out of Five
Running time: 90
Despite its strong comic cast, Post Grad completely fails to deliver on its engaging premise, thanks to poor direction, underdeveloped characters and a badly structured, atrociously written screenplay.
What's it all about?
Directed by Vicky Jenson, Post Grad stars Alexis Bledel (Gilmore Girls) as college graduate Ryden Malby, whose meticulous life plan suddenly goes out the window when she fails to land her dream job at a publishing company. Unemployed and unable to afford her own place, Ryden is forced to move back in with her wacky family, including her madcap-scheme-obsessed father (Michael Keaton), her oxygen-toting, funeral-planning grandmother (Carol Burnett), her constantly upbeat mother (Jane Lynch) and her not-entirely-normal younger brother (Bobby Coleman).
Ryden duly starts looking for a job whilst remaining deliberately oblivious to the fact that her aspiring musician best friend Adam (Zach Gilford) is mooning after her. However, things start looking up when she meets her parents’ sexy Brazilian neighbour David (Rodrigo Santoro), especially when he offers her a job as his assistant.
Alexis Bledel can be almost criminally cute and charming at times but she's badly served here by a script that requires her character to be spoiled, snobbish and spectacularly self-obsessed. Similarly, the script strands its strong comic cast by giving them almost nothing to do – you know you're in trouble when your biggest laugh comes from Michael Keaton telling someone he's just run over their cat.
Sadly, the script's problems don't end there. The characters are underdeveloped, the dialogue is unimaginative and extremely dull (Craig Robinson probably ad-libbed his one funny line as a coffin salesman), whilst the structure is all over the place, introducing and dropping characters at random (J.K. Simmons gets two scenes as Adam's philandering dad) and failing to adequately set up or pay off its big emotional moments.

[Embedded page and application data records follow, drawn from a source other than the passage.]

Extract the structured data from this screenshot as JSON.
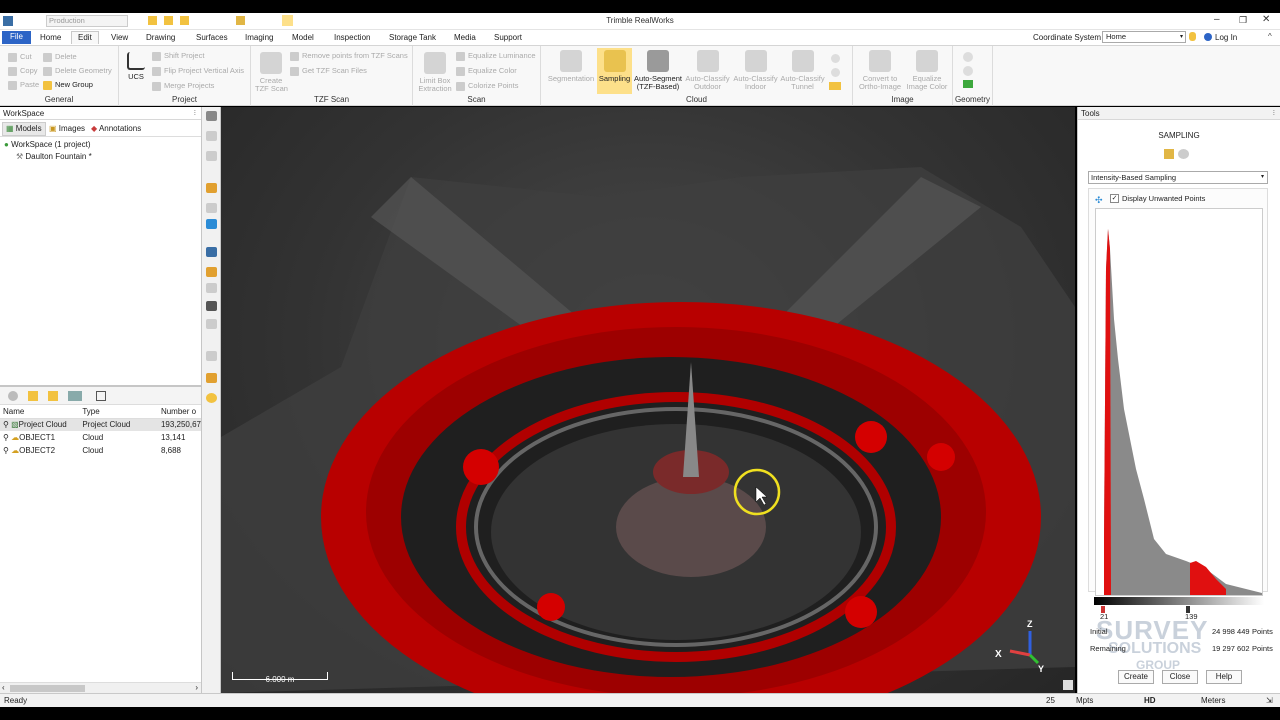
{
  "titlebar": {
    "title": "Trimble RealWorks",
    "project_field": "Production"
  },
  "menu_tabs": [
    {
      "label": "File"
    },
    {
      "label": "Home"
    },
    {
      "label": "Edit"
    },
    {
      "label": "View"
    },
    {
      "label": "Drawing"
    },
    {
      "label": "Surfaces"
    },
    {
      "label": "Imaging"
    },
    {
      "label": "Model"
    },
    {
      "label": "Inspection"
    },
    {
      "label": "Storage Tank"
    },
    {
      "label": "Media"
    },
    {
      "label": "Support"
    }
  ],
  "coord_system": {
    "label": "Coordinate System",
    "value": "Home",
    "login": "Log In"
  },
  "ribbon": {
    "general": {
      "label": "General",
      "cut": "Cut",
      "copy": "Copy",
      "paste": "Paste",
      "delete": "Delete",
      "delete_geometry": "Delete Geometry",
      "new_group": "New Group"
    },
    "project": {
      "label": "Project",
      "ucs": "UCS",
      "shift": "Shift Project",
      "flip": "Flip Project Vertical Axis",
      "merge": "Merge Projects"
    },
    "tzf": {
      "label": "TZF Scan",
      "create1": "Create",
      "create2": "TZF Scan",
      "remove": "Remove points from TZF Scans",
      "get": "Get TZF Scan Files"
    },
    "scan": {
      "label": "Scan",
      "limit1": "Limit Box",
      "limit2": "Extraction",
      "equalize_lum": "Equalize Luminance",
      "equalize_color": "Equalize Color",
      "colorize": "Colorize Points"
    },
    "cloud": {
      "label": "Cloud",
      "segmentation": "Segmentation",
      "sampling": "Sampling",
      "autoseg1": "Auto-Segment",
      "autoseg2": "(TZF-Based)",
      "outdoor1": "Auto-Classify",
      "outdoor2": "Outdoor",
      "indoor1": "Auto-Classify",
      "indoor2": "Indoor",
      "tunnel1": "Auto-Classify",
      "tunnel2": "Tunnel"
    },
    "image": {
      "label": "Image",
      "convert1": "Convert to",
      "convert2": "Ortho-Image",
      "equalize1": "Equalize",
      "equalize2": "Image Color"
    },
    "geometry": {
      "label": "Geometry"
    }
  },
  "workspace": {
    "title": "WorkSpace",
    "tabs": [
      "Models",
      "Images",
      "Annotations"
    ],
    "root": "WorkSpace  (1 project)",
    "project": "Daulton Fountain",
    "project_marker": "*"
  },
  "objects_table": {
    "headers": [
      "Name",
      "Type",
      "Number o"
    ],
    "rows": [
      {
        "name": "Project Cloud",
        "type": "Project Cloud",
        "count": "193,250,67"
      },
      {
        "name": "OBJECT1",
        "type": "Cloud",
        "count": "13,141"
      },
      {
        "name": "OBJECT2",
        "type": "Cloud",
        "count": "8,688"
      }
    ]
  },
  "viewport": {
    "scale_label": "6.000 m",
    "axis_x": "X",
    "axis_y": "Y",
    "axis_z": "Z"
  },
  "tools_panel": {
    "title": "Tools",
    "heading": "SAMPLING",
    "method": "Intensity-Based Sampling",
    "display_unwanted": "Display Unwanted Points",
    "display_unwanted_checked": true,
    "range_low": "21",
    "range_high": "139",
    "initial_label": "Initial",
    "initial_value": "24 998 449",
    "remaining_label": "Remaining",
    "remaining_value": "19 297 602",
    "points_unit": "Points",
    "buttons": {
      "create": "Create",
      "close": "Close",
      "help": "Help"
    }
  },
  "watermark": {
    "line1": "SURVEY",
    "line2": "SOLUTIONS",
    "line3": "GROUP"
  },
  "statusbar": {
    "ready": "Ready",
    "page": "25",
    "mpts": "Mpts",
    "hd": "HD",
    "units": "Meters"
  },
  "colors": {
    "accent": "#2c64c6",
    "selected": "#fde08a",
    "histogram_gray": "#8a8a8a",
    "histogram_red": "#e01010",
    "cloud_red": "#d40000"
  }
}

Perhaps the film's biggest crime is its wasted potential – the premise is particularly resonant in these recession-ridden times and yet the story is the worst kind of fantasy, wish-fulfilment rubbish. On top of that, there's zero chemistry between Bledel and Gilford, so the ending is toe-curlingly awful and fails to convince on several different levels.
Post Grad is a badly written, poorly directed and frequently excruciating comedy-drama that squanders both its talented cast and its potentially interesting premise. One to avoid.